Records contained in a dataset:
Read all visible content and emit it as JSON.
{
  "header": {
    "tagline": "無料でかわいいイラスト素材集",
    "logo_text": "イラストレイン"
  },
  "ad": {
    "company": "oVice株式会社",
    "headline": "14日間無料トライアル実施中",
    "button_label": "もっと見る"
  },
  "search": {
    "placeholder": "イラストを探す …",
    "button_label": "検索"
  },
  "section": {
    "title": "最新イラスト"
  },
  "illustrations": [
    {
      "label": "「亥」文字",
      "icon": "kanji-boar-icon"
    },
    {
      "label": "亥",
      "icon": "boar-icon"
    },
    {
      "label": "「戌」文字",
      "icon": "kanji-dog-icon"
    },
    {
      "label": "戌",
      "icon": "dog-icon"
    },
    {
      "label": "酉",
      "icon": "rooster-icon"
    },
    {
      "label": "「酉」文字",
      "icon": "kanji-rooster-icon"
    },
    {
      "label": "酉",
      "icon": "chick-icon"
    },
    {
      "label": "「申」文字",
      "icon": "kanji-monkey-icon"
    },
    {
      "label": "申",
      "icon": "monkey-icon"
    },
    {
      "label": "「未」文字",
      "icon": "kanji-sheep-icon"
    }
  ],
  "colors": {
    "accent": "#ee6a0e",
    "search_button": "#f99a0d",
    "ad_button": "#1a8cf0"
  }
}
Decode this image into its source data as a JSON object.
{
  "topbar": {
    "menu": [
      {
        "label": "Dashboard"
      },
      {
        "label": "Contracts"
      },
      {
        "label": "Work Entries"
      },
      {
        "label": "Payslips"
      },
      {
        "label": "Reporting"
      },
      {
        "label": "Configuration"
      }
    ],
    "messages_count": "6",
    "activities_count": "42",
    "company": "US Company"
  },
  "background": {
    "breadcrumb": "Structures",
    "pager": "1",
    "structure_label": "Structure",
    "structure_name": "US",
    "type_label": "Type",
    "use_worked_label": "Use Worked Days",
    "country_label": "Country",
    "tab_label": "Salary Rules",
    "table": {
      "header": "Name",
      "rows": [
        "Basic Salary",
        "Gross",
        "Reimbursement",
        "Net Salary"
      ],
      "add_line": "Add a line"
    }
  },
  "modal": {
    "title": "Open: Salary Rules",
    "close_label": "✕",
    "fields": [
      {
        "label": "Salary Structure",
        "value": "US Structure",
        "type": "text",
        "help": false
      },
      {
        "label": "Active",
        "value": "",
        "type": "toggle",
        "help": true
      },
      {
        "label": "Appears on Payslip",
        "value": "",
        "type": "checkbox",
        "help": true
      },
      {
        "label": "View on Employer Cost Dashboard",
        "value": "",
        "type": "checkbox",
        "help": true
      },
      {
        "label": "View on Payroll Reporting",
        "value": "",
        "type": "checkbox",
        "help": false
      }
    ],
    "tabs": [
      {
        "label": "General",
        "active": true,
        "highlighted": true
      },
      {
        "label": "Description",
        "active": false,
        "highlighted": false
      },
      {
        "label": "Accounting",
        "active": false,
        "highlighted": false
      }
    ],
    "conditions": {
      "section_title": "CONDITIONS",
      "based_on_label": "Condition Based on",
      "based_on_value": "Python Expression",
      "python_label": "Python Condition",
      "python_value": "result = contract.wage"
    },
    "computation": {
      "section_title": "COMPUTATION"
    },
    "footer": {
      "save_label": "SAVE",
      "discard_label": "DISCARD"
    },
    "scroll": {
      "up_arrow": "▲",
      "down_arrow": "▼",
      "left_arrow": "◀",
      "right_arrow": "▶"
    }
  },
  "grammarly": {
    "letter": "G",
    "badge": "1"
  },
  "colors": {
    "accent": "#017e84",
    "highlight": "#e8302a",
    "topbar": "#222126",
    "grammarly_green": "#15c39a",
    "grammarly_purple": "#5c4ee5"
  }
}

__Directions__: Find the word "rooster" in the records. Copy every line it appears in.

__Exercise result__:
      "icon": "rooster-icon"
      "icon": "kanji-rooster-icon"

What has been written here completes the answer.